What will it do to my car?
E10 petrol can slightly reduce fuel economy, though only by around 1%. It’s small, but do thousands of miles a year and it’ll soon add up. And more alarming is the fact it’s not compatible with all vehicles.
Before you run out and trade your petrol car in for a diesel or an electric car, cars built since 2016 have not only been made to be able to run on E10, they are optimised to do so.
Can my car run E10 petrol?
A Government website is the first place to look if you’re worried about E10 compatibility. Most models from 2000 onwards will be fine, although there are some exceptions.
What about classic cars?

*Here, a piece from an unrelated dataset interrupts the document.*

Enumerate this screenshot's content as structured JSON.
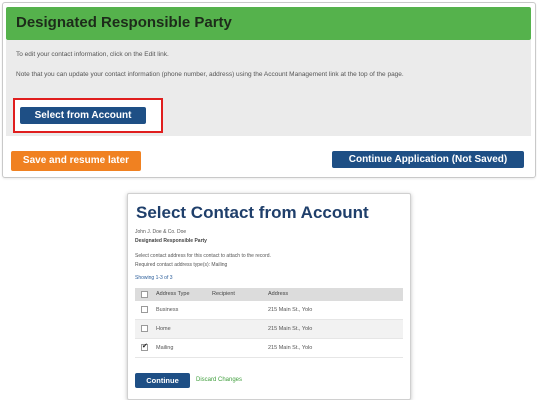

The RAC Foundation believes ‘tens of thousands’ of older cars will not be able to run on E10, though they’ll be likely low mileage by now. Modern classics, such as Volkswagen Golf GTIs, BMW E30s and first generation Mazda MX-5s will be impacted most.

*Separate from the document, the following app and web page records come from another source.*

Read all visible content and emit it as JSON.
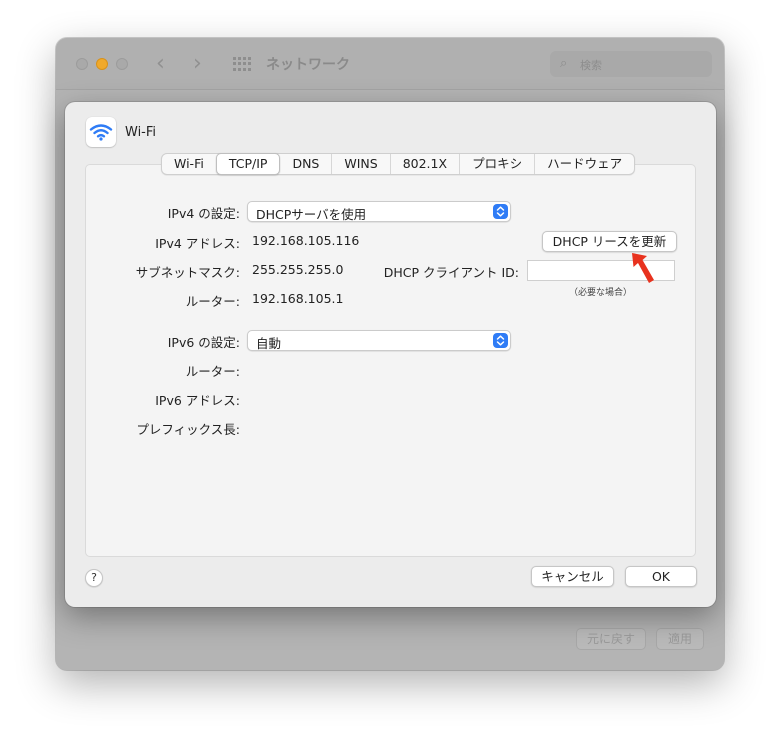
{
  "window": {
    "title": "ネットワーク",
    "search_placeholder": "検索",
    "revert_label": "元に戻す",
    "apply_label": "適用"
  },
  "sheet": {
    "service_name": "Wi-Fi",
    "tabs": [
      {
        "label": "Wi-Fi",
        "selected": false
      },
      {
        "label": "TCP/IP",
        "selected": true
      },
      {
        "label": "DNS",
        "selected": false
      },
      {
        "label": "WINS",
        "selected": false
      },
      {
        "label": "802.1X",
        "selected": false
      },
      {
        "label": "プロキシ",
        "selected": false
      },
      {
        "label": "ハードウェア",
        "selected": false
      }
    ],
    "ipv4": {
      "config_label": "IPv4 の設定:",
      "config_value": "DHCPサーバを使用",
      "address_label": "IPv4 アドレス:",
      "address_value": "192.168.105.116",
      "subnet_label": "サブネットマスク:",
      "subnet_value": "255.255.255.0",
      "router_label": "ルーター:",
      "router_value": "192.168.105.1",
      "renew_button": "DHCP リースを更新",
      "client_id_label": "DHCP クライアント ID:",
      "client_id_value": "",
      "client_id_note": "（必要な場合）"
    },
    "ipv6": {
      "config_label": "IPv6 の設定:",
      "config_value": "自動",
      "router_label": "ルーター:",
      "address_label": "IPv6 アドレス:",
      "prefix_label": "プレフィックス長:"
    },
    "help_label": "?",
    "cancel_button": "キャンセル",
    "ok_button": "OK"
  },
  "colors": {
    "accent": "#2f7cf6",
    "annotation_arrow": "#e8321e",
    "minimize": "#f0a92b"
  }
}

Using E10 in a not compatible car should be ok as a one off, but the advice is that you revert to E5 the next time you fill up.

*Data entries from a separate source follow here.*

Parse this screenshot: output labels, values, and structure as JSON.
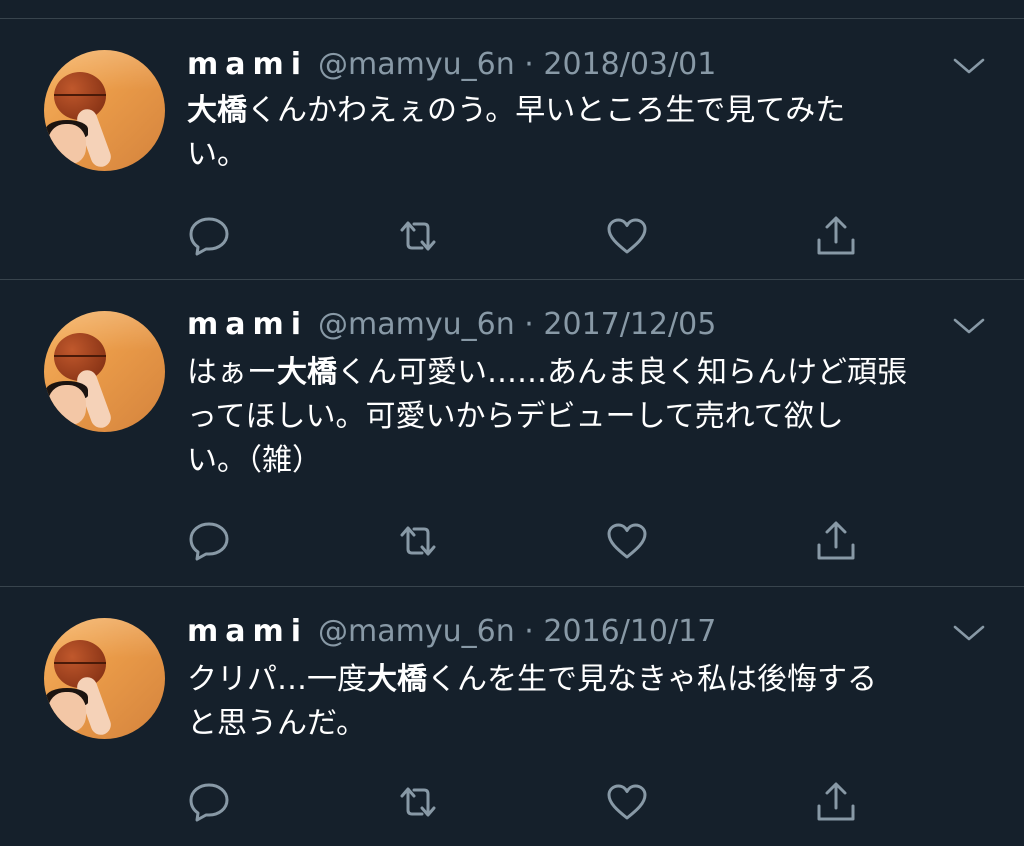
{
  "tweets": [
    {
      "name": "mami",
      "handle": "@mamyu_6n",
      "separator": "·",
      "date": "2018/03/01",
      "lines": [
        [
          {
            "t": "大橋",
            "b": true
          },
          {
            "t": "くんかわえぇのう。早いところ生で見てみた"
          }
        ],
        [
          {
            "t": "い。"
          }
        ]
      ]
    },
    {
      "name": "mami",
      "handle": "@mamyu_6n",
      "separator": "·",
      "date": "2017/12/05",
      "lines": [
        [
          {
            "t": "はぁー"
          },
          {
            "t": "大橋",
            "b": true
          },
          {
            "t": "くん可愛い……あんま良く知らんけど頑張"
          }
        ],
        [
          {
            "t": "ってほしい。可愛いからデビューして売れて欲し"
          }
        ],
        [
          {
            "t": "い。（雑）"
          }
        ]
      ]
    },
    {
      "name": "mami",
      "handle": "@mamyu_6n",
      "separator": "·",
      "date": "2016/10/17",
      "lines": [
        [
          {
            "t": "クリパ…一度"
          },
          {
            "t": "大橋",
            "b": true
          },
          {
            "t": "くんを生で見なきゃ私は後悔する"
          }
        ],
        [
          {
            "t": "と思うんだ。"
          }
        ]
      ]
    }
  ],
  "icons": {
    "caret": "chevron-down-icon",
    "reply": "reply-icon",
    "retweet": "retweet-icon",
    "like": "like-icon",
    "share": "share-icon",
    "avatar": "avatar-photo"
  },
  "colors": {
    "background": "#15202b",
    "divider": "#38444d",
    "secondary_text": "#8899a6",
    "primary_text": "#ffffff"
  }
}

If you leave your car undriven for a long period of time, tests have shown that the extra ethanol in E10 fuel could damage components in older cars. We’d advice owners of classics to steer well clear, then.
What can I do if my car won’t run on E10?
E5 isn’t totally disappearing: forecourts that supply more than one type of fuel are required to provide sufficient volumes of the older E5 for those cars that aren’t compatible. Just don’t rely on this being the case at smaller, more rural filling stations
However, it’ll be in the form of more expensive premium fuel. Expect to pay around 10p more per litre for your, Ultimate, Momentum or V-Power, then.